--- Given records Enclosed Below ---

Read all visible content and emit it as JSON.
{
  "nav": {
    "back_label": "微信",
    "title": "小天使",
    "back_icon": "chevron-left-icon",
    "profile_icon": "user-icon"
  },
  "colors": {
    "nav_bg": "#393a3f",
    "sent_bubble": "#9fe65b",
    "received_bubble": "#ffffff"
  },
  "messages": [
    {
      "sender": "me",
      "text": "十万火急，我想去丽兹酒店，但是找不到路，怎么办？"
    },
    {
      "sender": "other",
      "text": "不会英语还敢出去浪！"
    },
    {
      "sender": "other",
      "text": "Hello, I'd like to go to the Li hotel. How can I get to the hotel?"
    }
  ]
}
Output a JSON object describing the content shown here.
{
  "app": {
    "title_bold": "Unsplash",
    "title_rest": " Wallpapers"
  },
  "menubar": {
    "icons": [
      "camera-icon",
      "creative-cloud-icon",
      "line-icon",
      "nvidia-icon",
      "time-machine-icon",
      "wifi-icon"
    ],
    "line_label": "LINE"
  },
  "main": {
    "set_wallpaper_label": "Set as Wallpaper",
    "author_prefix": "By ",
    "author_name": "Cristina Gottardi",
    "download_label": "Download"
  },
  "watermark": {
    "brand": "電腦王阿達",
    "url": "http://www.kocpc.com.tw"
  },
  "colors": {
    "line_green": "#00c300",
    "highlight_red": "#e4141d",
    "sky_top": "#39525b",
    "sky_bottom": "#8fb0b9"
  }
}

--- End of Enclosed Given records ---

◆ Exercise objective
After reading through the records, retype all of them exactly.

◆ Solution to this exercise
Read all visible content and emit it as JSON.
{
  "nav": {
    "back_label": "微信",
    "title": "小天使",
    "back_icon": "chevron-left-icon",
    "profile_icon": "user-icon"
  },
  "colors": {
    "nav_bg": "#393a3f",
    "sent_bubble": "#9fe65b",
    "received_bubble": "#ffffff"
  },
  "messages": [
    {
      "sender": "me",
      "text": "十万火急，我想去丽兹酒店，但是找不到路，怎么办？"
    },
    {
      "sender": "other",
      "text": "不会英语还敢出去浪！"
    },
    {
      "sender": "other",
      "text": "Hello, I'd like to go to the Li hotel. How can I get to the hotel?"
    }
  ]
}
Output a JSON object describing the content shown here.
{
  "app": {
    "title_bold": "Unsplash",
    "title_rest": " Wallpapers"
  },
  "menubar": {
    "icons": [
      "camera-icon",
      "creative-cloud-icon",
      "line-icon",
      "nvidia-icon",
      "time-machine-icon",
      "wifi-icon"
    ],
    "line_label": "LINE"
  },
  "main": {
    "set_wallpaper_label": "Set as Wallpaper",
    "author_prefix": "By ",
    "author_name": "Cristina Gottardi",
    "download_label": "Download"
  },
  "watermark": {
    "brand": "電腦王阿達",
    "url": "http://www.kocpc.com.tw"
  },
  "colors": {
    "line_green": "#00c300",
    "highlight_red": "#e4141d",
    "sky_top": "#39525b",
    "sky_bottom": "#8fb0b9"
  }
}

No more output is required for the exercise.